Even though the overall level of violence has dropped, escalating regime attacks over the weekend raised new doubts about President Bashar Assad's commitment to a plan by special envoy Kofi Annan to end 13 months of violence and launch talks on Syria's political future.
Assad accepted the truce deal at the prodding of his main ally, Russia, but his compliance has been limited. He has halted shelling of rebel-held neighborhoods, with the exception of Homs, but ignored calls to pull troops out of urban centers, apparently for fear of losing control over a country his family has ruled for four decades. Rebel fighters have also kept up attacks, including shooting ambushes.
The international community hopes U.N. observers will be able to stabilize the cease-fire, which formally took effect Thursday. A six-member advance team of U.N. observers headed to Damascus on Sunday, a day after an unanimous U.N. Security Council approved such a mission. A larger team of 250 observers requires more negotiations between the U.N. and the Syrian government next week.
With Assad seen as a reluctant participant in Annan's plan, the observers' success will depend on how much access they can negotiate in Syria and how quickly the team can grow to a full contingent, analysts said.

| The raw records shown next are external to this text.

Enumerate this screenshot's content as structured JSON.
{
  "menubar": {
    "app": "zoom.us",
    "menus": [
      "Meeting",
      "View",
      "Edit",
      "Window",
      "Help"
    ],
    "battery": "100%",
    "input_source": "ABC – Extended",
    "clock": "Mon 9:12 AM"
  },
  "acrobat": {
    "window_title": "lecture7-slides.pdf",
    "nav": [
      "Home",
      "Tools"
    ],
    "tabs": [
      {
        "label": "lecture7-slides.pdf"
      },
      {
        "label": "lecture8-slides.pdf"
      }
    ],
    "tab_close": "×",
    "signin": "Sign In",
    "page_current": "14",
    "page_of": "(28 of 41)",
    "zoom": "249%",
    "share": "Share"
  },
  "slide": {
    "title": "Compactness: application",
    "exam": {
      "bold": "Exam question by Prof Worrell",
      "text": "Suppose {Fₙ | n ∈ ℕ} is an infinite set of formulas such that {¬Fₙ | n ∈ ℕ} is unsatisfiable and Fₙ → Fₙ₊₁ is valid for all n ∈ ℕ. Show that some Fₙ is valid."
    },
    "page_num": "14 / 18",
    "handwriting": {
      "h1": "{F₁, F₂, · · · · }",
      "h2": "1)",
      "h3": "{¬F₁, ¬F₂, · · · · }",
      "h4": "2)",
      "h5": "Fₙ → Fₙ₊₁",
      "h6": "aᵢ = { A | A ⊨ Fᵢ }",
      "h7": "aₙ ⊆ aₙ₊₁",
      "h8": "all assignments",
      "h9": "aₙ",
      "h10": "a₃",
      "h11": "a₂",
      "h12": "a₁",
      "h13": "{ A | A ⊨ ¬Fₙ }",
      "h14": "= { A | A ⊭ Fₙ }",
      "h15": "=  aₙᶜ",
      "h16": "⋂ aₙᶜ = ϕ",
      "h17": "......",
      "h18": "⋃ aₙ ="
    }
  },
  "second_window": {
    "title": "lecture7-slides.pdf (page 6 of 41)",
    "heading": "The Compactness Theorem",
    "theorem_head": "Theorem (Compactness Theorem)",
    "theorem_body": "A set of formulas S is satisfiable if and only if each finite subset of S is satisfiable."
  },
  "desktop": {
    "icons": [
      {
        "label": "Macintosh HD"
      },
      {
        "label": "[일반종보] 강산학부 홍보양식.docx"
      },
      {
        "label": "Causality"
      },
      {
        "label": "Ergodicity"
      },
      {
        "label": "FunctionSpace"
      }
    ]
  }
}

The Security Council demanded freedom of movement for the U.N. team, but the regime could try to create obstacles; the failure of an Arab League observer mission earlier this year was blamed in part on regime restrictions imposed on the visitors.
"This will be a serious cat-and-mouse game between the government and the U.N. for weeks to come," George Lopez, a professor of peace studies at the University of Notre Dame in Indiana said of the new observer mission. Buying time is in Assad's interest, he said.